=== To do ===
Search the records for the string "share" and copy every line in which it appears.

(Dataset rows for apps and sites)
══════
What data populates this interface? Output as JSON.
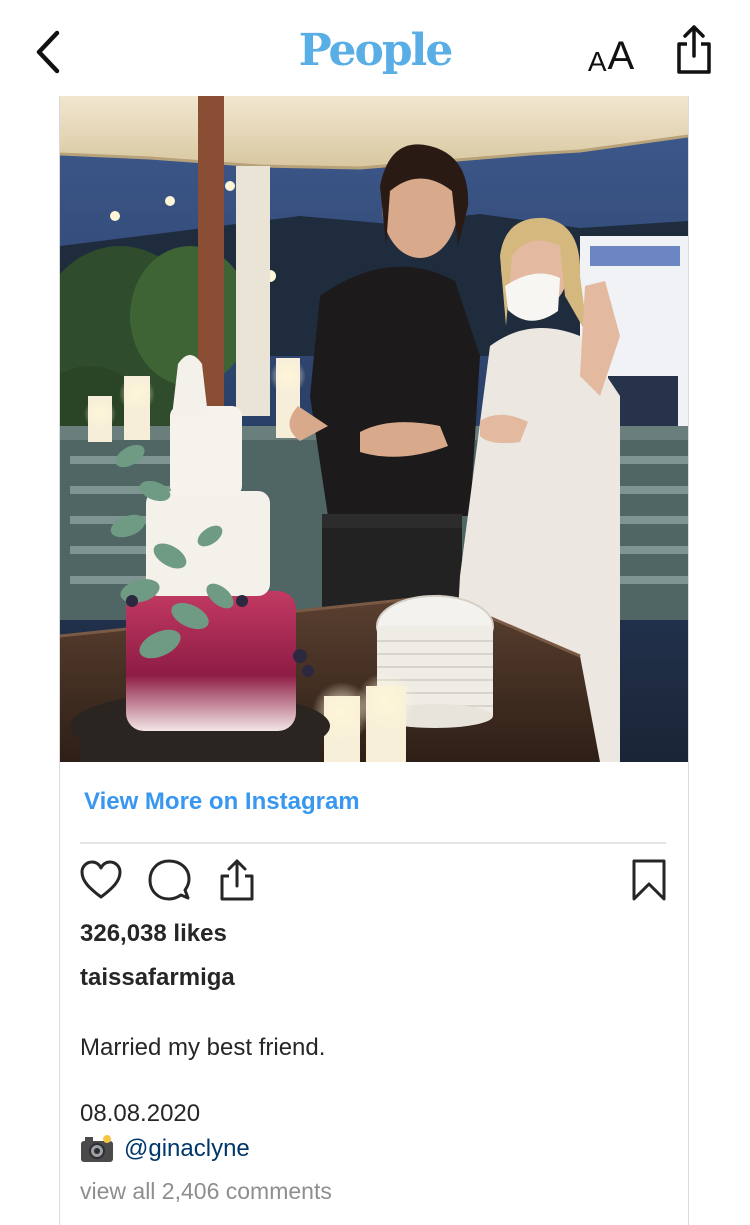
{
  "header": {
    "brand": "People",
    "text_size_small": "A",
    "text_size_large": "A",
    "brand_color": "#5aaee6"
  },
  "post": {
    "view_more_label": "View More on Instagram",
    "likes_text": "326,038 likes",
    "username": "taissafarmiga",
    "caption": "Married my best friend.",
    "date": "08.08.2020",
    "credit_handle": "@ginaclyne",
    "comments_link": "view all 2,406 comments",
    "link_color": "#3897f0"
  },
  "icons": {
    "back": "chevron-left-icon",
    "text_size": "text-size-icon",
    "share": "share-icon",
    "like": "heart-icon",
    "comment": "comment-icon",
    "post_share": "share-icon",
    "save": "bookmark-icon",
    "camera": "camera-icon"
  }
}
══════
=== Response box ===
    "share": "share-icon",
    "post_share": "share-icon",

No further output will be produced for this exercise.